Dataset rows for apps and sites
►

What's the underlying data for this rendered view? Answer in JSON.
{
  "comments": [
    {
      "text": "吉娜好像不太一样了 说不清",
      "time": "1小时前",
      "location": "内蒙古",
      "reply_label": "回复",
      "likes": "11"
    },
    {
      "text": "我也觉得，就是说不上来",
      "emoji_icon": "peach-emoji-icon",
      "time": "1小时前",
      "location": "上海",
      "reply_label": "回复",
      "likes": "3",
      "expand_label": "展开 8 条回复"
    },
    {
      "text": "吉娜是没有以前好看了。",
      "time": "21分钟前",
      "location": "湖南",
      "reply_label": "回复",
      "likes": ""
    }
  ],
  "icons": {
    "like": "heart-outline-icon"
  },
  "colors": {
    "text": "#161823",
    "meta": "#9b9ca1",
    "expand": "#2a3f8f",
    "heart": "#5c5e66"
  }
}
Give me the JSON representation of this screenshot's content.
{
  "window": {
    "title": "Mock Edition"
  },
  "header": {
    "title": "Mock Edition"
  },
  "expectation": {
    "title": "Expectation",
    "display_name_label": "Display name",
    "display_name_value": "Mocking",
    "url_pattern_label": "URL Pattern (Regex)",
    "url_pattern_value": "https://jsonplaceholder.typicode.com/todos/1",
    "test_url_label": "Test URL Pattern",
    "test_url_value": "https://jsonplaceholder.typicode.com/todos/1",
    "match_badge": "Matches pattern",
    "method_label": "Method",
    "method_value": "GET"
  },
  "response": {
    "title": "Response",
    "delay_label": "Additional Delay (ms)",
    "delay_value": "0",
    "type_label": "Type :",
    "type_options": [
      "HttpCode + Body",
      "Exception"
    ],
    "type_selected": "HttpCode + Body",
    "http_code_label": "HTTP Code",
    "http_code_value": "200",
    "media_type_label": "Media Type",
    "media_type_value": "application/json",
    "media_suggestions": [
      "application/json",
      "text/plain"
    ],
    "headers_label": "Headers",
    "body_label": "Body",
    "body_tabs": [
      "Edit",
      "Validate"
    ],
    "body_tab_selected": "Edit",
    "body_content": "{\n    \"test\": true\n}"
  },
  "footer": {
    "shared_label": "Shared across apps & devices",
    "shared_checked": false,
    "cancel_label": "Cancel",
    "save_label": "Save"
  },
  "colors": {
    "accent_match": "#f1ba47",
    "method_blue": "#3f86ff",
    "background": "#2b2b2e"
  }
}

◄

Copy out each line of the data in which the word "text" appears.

» RESPONSE TO THE TASK
      "text": "吉娜好像不太一样了 说不清",
      "text": "我也觉得，就是说不上来",
      "text": "吉娜是没有以前好看了。",
    "text": "#161823",
      "text/plain"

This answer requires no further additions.